**SOURCE DATA**
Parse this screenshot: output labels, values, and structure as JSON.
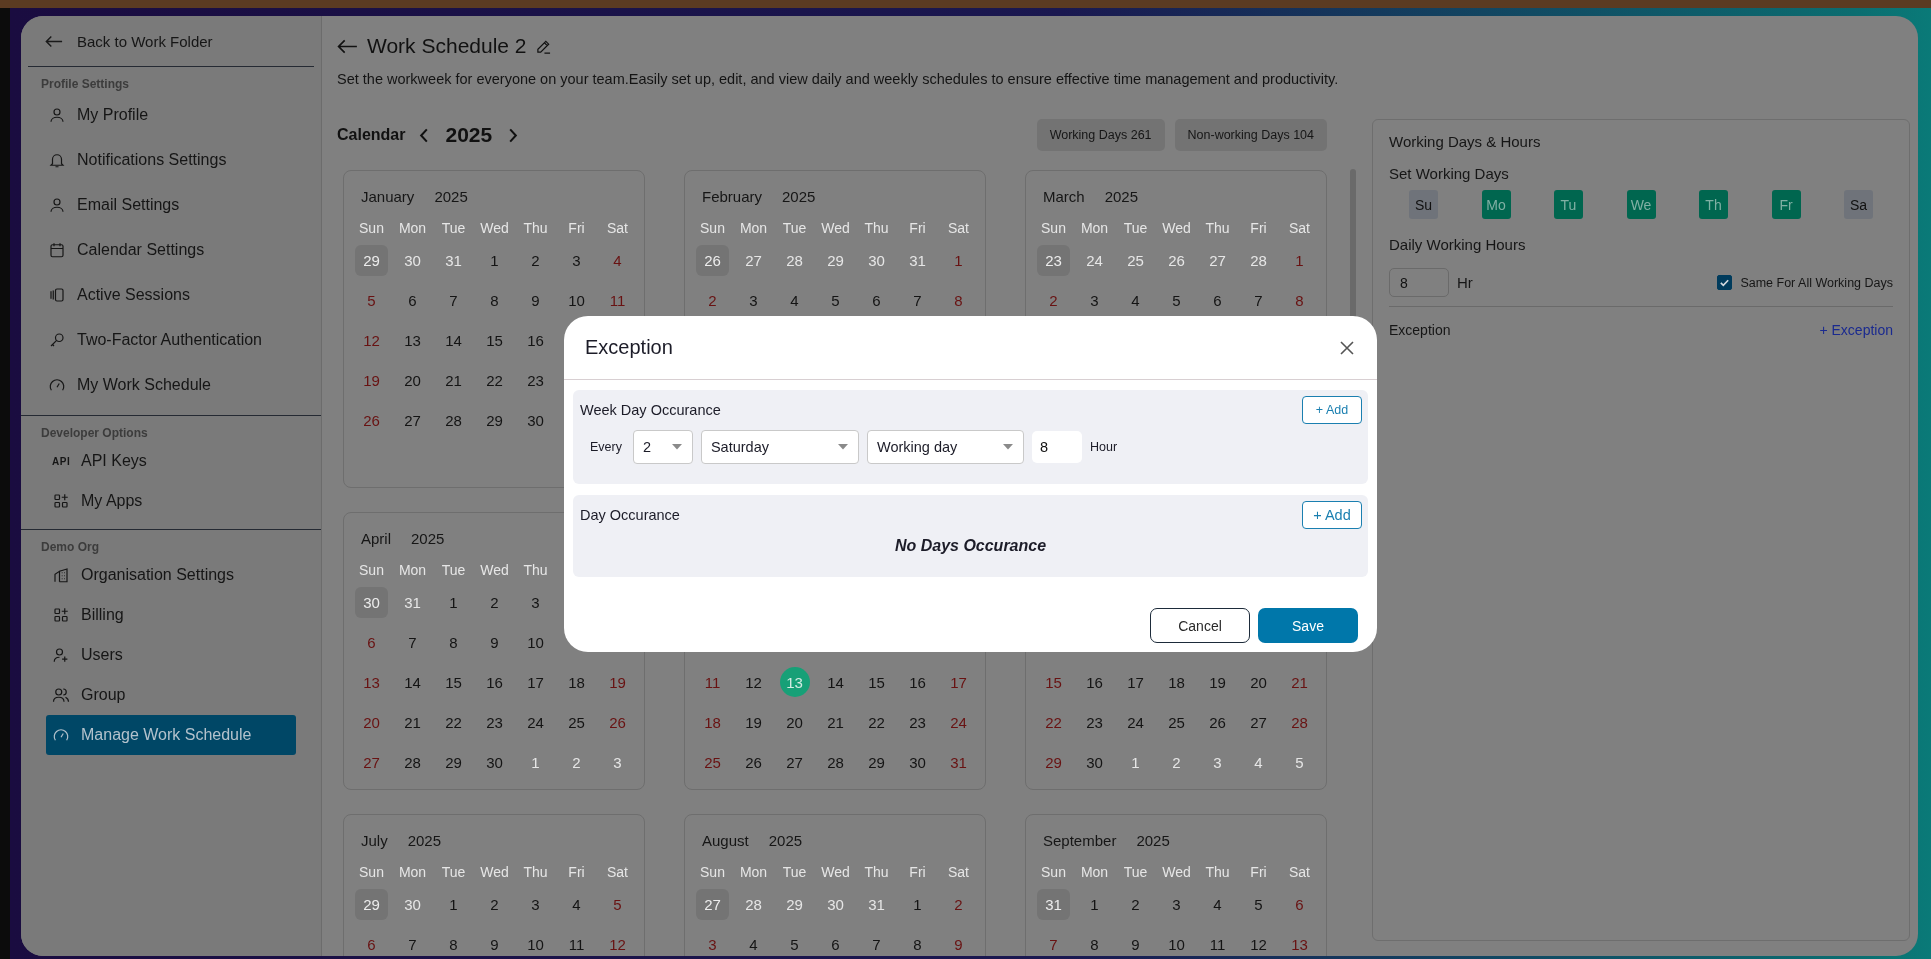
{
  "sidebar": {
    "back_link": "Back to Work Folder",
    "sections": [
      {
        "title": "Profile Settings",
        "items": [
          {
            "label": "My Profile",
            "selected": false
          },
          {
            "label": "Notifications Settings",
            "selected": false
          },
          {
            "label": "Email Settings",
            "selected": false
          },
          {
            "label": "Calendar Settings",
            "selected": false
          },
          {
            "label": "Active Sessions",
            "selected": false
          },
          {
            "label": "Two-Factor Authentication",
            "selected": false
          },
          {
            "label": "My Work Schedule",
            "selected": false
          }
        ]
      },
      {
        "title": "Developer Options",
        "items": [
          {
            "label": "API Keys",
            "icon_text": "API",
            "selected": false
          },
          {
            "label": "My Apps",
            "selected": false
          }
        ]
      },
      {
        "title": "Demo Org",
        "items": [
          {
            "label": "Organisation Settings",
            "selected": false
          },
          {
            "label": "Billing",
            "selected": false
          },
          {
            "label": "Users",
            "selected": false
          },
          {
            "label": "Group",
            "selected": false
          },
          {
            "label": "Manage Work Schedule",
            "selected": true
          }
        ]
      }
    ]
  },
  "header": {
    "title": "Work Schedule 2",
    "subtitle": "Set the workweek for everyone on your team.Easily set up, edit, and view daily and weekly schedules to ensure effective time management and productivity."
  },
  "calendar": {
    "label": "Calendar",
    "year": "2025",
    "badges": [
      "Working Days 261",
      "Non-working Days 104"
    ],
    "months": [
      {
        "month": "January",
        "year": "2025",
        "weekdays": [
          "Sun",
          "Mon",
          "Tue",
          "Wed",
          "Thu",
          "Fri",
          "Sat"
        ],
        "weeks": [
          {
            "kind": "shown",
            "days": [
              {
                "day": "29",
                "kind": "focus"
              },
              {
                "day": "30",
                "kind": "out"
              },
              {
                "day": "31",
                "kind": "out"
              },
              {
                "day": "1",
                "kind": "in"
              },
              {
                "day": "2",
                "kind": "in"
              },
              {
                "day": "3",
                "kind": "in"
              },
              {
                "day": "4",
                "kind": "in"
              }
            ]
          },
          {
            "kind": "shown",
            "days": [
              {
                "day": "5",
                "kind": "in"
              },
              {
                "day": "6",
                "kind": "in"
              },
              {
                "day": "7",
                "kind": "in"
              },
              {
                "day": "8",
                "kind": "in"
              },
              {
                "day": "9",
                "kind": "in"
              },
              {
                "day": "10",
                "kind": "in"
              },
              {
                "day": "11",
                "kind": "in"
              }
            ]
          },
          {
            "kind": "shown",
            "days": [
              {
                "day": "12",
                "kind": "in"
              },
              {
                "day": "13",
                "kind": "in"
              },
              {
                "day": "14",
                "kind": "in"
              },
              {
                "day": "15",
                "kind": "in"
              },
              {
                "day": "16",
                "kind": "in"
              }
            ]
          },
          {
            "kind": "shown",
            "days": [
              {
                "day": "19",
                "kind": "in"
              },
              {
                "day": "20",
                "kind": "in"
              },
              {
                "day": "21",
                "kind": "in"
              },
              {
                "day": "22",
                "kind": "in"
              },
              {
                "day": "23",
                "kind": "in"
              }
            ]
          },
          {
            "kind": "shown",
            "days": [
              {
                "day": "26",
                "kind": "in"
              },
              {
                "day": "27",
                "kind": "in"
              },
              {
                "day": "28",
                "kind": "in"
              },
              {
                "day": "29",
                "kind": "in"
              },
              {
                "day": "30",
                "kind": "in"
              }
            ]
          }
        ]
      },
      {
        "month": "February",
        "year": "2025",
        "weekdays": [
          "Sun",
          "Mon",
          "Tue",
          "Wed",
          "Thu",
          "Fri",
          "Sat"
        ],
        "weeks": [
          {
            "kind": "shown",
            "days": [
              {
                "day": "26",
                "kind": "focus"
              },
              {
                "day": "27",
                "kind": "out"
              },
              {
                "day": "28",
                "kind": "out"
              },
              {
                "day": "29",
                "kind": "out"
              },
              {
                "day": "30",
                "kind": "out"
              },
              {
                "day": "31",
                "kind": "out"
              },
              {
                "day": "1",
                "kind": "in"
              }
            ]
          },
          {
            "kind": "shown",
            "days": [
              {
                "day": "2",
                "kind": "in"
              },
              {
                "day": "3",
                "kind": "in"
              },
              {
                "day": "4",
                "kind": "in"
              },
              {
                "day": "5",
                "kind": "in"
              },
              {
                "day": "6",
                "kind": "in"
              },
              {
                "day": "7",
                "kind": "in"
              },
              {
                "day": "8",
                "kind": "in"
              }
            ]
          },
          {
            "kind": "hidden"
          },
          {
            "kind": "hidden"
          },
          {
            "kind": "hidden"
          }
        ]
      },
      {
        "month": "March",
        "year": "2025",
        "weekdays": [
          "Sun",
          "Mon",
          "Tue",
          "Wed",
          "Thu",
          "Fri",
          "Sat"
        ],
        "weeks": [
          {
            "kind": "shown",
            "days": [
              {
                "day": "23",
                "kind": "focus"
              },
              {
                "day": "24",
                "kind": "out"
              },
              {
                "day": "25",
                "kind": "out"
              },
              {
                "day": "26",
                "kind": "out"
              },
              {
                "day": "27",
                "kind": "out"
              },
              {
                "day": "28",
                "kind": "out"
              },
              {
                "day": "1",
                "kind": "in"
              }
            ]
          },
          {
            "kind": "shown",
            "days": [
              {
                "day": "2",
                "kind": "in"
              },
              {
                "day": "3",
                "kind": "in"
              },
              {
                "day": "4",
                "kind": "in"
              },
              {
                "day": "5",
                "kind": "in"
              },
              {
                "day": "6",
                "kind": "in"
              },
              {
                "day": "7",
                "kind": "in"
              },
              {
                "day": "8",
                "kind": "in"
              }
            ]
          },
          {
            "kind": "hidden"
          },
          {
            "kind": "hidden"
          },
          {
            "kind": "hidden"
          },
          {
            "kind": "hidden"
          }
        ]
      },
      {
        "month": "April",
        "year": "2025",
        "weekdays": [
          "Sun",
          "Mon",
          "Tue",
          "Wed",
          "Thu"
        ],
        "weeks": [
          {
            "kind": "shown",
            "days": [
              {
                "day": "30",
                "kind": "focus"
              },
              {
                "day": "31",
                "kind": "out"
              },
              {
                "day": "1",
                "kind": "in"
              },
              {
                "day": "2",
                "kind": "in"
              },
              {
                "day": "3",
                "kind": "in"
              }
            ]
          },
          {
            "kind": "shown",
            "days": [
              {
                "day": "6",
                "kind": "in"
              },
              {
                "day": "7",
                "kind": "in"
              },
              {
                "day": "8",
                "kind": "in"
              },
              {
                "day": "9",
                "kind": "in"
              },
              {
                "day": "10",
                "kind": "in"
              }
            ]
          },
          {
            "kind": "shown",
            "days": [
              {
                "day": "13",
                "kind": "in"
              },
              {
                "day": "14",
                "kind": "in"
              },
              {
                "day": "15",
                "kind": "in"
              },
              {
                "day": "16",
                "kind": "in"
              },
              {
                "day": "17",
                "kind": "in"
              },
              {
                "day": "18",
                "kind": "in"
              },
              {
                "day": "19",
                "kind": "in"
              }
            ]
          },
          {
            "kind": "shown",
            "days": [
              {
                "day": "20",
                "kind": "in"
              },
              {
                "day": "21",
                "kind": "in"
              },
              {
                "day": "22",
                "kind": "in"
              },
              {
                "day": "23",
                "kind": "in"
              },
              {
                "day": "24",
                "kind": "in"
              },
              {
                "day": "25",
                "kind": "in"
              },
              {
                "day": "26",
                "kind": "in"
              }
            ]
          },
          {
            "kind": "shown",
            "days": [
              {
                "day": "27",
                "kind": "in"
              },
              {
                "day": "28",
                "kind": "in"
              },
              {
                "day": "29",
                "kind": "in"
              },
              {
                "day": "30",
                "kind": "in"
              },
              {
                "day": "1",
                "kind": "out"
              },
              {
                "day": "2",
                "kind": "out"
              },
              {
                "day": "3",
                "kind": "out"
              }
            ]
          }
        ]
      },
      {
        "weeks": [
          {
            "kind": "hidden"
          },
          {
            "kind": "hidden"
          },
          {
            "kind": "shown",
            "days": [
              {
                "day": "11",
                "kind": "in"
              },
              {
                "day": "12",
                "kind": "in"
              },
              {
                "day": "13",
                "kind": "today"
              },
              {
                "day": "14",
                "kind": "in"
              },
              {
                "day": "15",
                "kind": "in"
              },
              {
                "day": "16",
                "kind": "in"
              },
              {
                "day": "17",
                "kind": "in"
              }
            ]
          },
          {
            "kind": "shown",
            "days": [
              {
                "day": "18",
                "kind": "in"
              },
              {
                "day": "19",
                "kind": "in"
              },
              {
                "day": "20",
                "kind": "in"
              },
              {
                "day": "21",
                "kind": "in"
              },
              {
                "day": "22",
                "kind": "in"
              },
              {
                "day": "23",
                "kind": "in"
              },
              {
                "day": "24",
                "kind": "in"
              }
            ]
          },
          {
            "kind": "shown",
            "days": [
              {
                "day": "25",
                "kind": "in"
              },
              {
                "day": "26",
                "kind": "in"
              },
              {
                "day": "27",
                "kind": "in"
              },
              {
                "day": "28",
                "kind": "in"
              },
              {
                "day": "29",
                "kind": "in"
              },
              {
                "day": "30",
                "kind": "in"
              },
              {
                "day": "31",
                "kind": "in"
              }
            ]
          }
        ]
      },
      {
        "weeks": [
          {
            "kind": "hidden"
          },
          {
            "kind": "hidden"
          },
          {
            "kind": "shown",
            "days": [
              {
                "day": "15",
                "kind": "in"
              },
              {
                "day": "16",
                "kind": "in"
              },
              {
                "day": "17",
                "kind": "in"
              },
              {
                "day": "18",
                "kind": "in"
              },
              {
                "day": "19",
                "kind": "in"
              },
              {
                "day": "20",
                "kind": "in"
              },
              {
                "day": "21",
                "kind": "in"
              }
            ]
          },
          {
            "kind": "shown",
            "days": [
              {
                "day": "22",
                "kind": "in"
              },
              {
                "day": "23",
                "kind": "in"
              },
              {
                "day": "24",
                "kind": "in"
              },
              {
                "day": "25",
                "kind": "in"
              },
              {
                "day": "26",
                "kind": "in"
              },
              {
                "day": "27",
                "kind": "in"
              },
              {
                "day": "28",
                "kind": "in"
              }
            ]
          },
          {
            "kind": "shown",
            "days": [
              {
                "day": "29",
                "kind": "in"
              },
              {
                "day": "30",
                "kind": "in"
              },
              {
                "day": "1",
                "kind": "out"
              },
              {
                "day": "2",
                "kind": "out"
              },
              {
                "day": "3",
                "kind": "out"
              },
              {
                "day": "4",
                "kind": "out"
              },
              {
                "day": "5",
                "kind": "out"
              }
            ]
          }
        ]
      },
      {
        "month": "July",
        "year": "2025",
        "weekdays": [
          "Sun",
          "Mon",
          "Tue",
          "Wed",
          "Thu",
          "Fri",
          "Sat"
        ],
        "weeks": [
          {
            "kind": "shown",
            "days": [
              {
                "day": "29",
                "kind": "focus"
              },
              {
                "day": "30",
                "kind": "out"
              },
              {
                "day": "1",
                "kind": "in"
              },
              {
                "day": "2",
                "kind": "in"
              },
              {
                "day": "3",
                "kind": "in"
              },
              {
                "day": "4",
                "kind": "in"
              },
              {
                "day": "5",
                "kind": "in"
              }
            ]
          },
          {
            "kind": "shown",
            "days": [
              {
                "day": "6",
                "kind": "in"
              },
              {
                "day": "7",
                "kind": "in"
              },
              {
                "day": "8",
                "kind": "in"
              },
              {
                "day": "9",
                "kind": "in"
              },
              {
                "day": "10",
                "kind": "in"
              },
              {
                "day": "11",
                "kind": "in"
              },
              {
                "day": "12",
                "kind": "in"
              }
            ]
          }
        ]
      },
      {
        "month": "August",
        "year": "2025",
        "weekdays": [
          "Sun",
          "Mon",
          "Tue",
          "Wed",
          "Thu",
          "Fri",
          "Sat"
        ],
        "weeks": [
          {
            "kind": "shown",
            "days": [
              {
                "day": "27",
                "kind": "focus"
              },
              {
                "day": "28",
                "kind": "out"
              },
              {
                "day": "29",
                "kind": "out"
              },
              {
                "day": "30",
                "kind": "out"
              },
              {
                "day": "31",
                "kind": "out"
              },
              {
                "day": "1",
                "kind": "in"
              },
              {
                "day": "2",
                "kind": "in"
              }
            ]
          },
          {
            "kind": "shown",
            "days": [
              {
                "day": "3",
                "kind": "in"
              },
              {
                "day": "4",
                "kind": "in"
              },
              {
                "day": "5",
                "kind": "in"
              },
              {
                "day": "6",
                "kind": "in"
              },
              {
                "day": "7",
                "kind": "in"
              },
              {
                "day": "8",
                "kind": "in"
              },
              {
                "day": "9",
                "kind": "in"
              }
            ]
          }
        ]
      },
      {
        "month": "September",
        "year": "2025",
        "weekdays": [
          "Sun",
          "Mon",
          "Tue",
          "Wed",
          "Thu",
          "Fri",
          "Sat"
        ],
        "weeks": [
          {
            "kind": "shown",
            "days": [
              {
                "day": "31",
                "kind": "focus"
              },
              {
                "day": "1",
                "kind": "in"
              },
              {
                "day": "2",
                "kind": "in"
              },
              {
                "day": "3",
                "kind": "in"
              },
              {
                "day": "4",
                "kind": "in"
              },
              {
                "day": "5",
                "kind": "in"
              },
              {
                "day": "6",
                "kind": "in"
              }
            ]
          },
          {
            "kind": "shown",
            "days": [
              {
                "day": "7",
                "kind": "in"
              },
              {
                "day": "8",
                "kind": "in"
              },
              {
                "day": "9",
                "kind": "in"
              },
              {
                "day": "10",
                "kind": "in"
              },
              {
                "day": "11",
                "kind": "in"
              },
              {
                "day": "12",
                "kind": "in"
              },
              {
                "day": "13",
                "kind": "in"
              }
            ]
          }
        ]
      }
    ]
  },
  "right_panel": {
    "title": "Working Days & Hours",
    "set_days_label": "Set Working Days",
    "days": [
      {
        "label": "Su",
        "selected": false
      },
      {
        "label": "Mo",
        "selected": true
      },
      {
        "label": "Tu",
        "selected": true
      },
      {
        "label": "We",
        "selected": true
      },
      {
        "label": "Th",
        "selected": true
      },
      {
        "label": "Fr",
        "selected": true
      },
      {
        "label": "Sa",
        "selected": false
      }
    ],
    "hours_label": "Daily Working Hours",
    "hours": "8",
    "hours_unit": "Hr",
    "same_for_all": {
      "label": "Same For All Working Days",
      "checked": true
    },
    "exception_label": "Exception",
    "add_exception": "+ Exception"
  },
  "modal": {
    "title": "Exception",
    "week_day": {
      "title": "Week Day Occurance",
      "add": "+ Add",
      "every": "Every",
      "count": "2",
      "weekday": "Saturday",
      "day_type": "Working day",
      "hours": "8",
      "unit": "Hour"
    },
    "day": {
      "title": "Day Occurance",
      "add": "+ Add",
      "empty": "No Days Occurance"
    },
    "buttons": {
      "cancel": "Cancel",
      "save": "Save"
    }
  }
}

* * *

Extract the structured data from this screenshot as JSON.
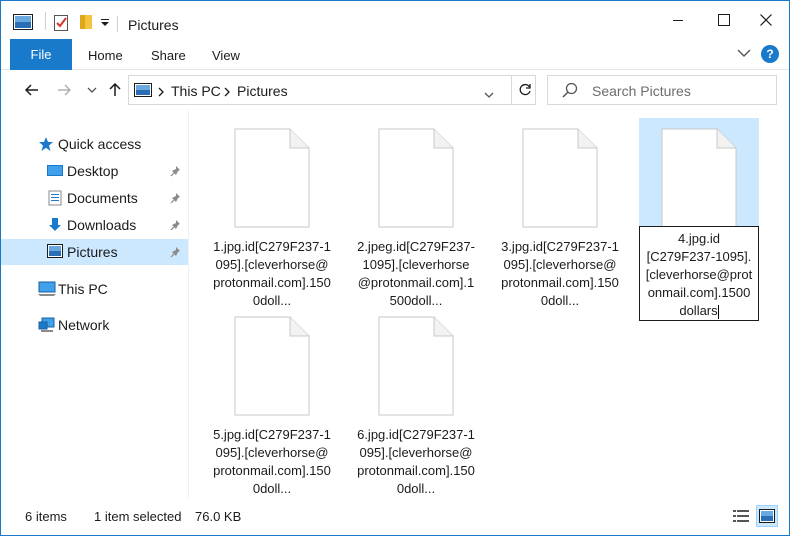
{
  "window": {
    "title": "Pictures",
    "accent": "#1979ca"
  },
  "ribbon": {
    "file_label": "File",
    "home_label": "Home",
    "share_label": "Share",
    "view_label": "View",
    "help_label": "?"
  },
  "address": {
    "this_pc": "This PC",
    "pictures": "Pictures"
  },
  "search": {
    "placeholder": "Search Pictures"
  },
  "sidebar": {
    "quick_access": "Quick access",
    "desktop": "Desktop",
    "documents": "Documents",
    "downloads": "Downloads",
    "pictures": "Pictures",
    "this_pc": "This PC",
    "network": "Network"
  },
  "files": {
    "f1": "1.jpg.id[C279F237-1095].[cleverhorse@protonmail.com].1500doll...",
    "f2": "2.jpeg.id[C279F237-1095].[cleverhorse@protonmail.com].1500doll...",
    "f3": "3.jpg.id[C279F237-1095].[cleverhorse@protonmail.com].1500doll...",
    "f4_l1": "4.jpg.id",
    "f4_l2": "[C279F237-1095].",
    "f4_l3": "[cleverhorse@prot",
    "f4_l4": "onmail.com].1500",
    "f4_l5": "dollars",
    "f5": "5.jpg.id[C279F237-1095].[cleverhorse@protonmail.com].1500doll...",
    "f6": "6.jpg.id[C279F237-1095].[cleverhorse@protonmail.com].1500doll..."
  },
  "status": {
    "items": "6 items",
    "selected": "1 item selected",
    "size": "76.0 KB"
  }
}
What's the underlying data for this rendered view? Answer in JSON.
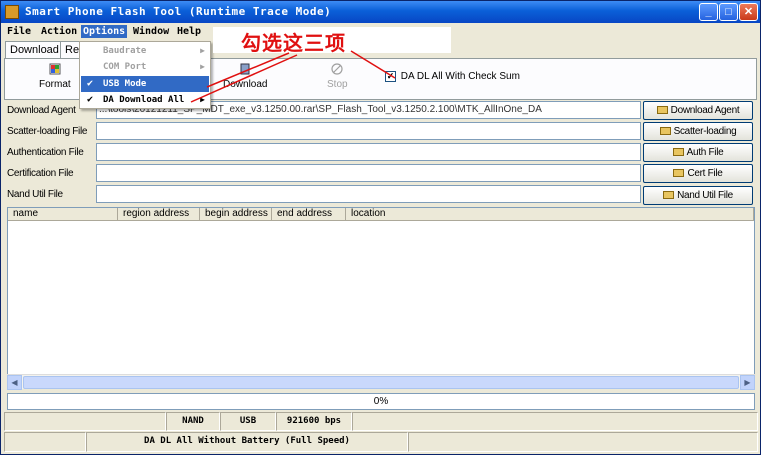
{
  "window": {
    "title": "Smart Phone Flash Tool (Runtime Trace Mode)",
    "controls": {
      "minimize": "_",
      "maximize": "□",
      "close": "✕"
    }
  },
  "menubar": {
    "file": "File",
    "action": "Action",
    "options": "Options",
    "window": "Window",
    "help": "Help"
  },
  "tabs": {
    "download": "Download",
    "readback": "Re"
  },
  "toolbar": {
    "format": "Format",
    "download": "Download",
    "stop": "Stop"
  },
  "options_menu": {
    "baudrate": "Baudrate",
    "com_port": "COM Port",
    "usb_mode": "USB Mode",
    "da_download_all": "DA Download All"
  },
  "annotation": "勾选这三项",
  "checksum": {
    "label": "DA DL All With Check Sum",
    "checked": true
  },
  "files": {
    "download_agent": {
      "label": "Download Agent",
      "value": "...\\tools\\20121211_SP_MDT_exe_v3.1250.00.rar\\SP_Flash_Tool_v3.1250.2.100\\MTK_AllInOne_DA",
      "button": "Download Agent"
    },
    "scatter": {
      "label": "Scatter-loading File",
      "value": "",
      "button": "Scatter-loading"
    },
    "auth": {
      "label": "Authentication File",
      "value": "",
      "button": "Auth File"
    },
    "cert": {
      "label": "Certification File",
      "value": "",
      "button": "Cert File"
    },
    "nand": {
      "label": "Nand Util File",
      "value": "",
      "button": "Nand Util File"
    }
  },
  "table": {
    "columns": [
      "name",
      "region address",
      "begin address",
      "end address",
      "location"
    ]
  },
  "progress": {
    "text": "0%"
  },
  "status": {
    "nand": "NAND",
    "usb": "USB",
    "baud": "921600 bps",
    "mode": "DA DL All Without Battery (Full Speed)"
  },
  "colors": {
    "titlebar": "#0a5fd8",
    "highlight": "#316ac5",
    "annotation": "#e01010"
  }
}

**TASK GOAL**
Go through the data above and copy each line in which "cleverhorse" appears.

**RESPONSE**
    "f1": "1.jpg.id[C279F237-1095].[cleverhorse@protonmail.com].1500doll...",
    "f2": "2.jpeg.id[C279F237-1095].[cleverhorse@protonmail.com].1500doll...",
    "f3": "3.jpg.id[C279F237-1095].[cleverhorse@protonmail.com].1500doll...",
    "f4_l3": "[cleverhorse@prot",
    "f5": "5.jpg.id[C279F237-1095].[cleverhorse@protonmail.com].1500doll...",
    "f6": "6.jpg.id[C279F237-1095].[cleverhorse@protonmail.com].1500doll..."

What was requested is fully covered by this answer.